    Additional journal articles and resources will be made available on the Moodie site.

View reading list on Talis Aspire

Interdisciplinary

This is a core module on the Global Sustainable Development course which adopts an interdisciplinary approach spanning the arts, humanities, social and natural sciences fields in order to engage with the major global challenges facing contemporary society, explore these 'big problems,' from a variety of perspectives and consider a range of possible solutions.

Subject specific skills

Apply fundamental economic principles and techniques to the analysis of global sustainable development problems and describe how economic activity relates to social and environmental development.
Understand the basic measures of economic development, criticise these methods, and discuss the advantages and disadvantages of alternative frameworks to measure sustainable economic progress.
Understand some of the most important economic cases for sustainable development policy intervention, such as theories of externalities, theories of ethics and efficiency, game theoretical explanations of collective outcomes, theories of property rights and decision-making under risk and uncertainty.
Interpret abstract economic models and apply basic quantitative information about global sustainability towards explaining and evaluating policy design.

Transferable skills

Ability to undertake independent learning and research.

Study time

Type Required
Lectures 9 sessions of 1 hour (32%)
Seminars 10 sessions of 1 hour 30 minutes (54%)
Other activity 4 hours (14%)
Total 28 hours
Private study description

Reading and preparation for workshops

Other activity description

2x2-hour roundtable discussion sessions.

Costs

No further costs have been identified for this module.

You do not need to pass all assessment components to pass the module.

Students can register for this module without taking any assessment.

Assessment group D1
Weighting Study time
Group presentation 20%
Essay 40%
Online Examination 40%

2-hour online examination

~Platforms - AEP


  • Online examination: No Answerbook required
Feedback on assessment

All feedback will be published on Tabula; individual consultations will be set up for face-to-face feedback.

Past exam papers for GD104

Post-requisite modules

If you pass this module, you can take:
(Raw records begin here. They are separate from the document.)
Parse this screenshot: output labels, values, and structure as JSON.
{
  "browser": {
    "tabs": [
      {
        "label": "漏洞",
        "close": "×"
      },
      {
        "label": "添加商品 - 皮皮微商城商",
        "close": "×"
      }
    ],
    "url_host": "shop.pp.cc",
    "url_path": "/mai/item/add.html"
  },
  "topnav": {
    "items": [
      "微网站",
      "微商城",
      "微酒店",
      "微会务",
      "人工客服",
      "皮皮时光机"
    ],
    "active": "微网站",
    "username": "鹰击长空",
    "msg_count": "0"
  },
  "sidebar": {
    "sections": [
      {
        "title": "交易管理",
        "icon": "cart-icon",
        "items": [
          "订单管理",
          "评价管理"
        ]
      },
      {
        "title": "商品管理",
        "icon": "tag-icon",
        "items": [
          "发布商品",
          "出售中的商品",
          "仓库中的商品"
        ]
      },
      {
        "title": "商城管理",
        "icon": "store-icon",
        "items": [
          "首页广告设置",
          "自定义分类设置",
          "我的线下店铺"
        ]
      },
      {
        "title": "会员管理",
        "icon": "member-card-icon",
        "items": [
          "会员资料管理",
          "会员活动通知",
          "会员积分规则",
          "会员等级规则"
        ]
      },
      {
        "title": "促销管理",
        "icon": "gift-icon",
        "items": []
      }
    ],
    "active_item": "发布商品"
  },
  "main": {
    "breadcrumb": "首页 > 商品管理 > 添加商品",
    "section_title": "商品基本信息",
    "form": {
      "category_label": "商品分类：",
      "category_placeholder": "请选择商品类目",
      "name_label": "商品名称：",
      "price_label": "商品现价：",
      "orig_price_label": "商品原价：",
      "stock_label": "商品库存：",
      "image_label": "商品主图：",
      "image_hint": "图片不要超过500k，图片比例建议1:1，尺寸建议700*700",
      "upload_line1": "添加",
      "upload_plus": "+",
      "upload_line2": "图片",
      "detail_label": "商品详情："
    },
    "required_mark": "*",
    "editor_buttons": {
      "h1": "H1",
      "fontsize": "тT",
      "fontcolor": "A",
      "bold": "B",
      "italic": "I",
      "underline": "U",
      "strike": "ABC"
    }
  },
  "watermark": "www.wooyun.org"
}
  • GD216-15 Good Governance and Sustainable Development
  • GD315-15 Multilingualism and Sustainable Development

Courses

This module is Core for:

  • Year 1 of UIPA-L1L8 Undergraduate Economic Studies and Global Sustainable Development
  • Year 1 of UIPA-XL38 Undergraduate Education Studies and Global Sustainable Development
  • Year 1 of UIPA-L8A1 Undergraduate Global Sustainable Development
  • Year 1 of UIPA-L8N1 Undergraduate Global Sustainable Development and Business
  • Year 1 of UIPA-R4L8 Undergraduate Hispanic Studies and Global Sustainable Development
  • Year 1 of UIPA-V1L8 Undergraduate History and Global Sustainable Development
  • Year 1 of UIPA-C1L8 Undergraduate Life Sciences and Global Sustainable Development
  • Year 1 of UIPA-V5L8 Undergraduate Philosophy and Global Sustainable Development
  • Year 1 of UIPA-L2L8 Undergraduate Politics, International Studies and Global Sustainable Development
  • Year 1 of UIPA-C8L8 Undergraduate Psychology and Global Sustainable Development
  • Year 1 of UIPA-L3L8 Undergraduate Sociology and Global Sustainable Development
  • Year 1 of UIPA-W4L8 Undergraduate Theatre and Performance Studies and Global Sustainable Development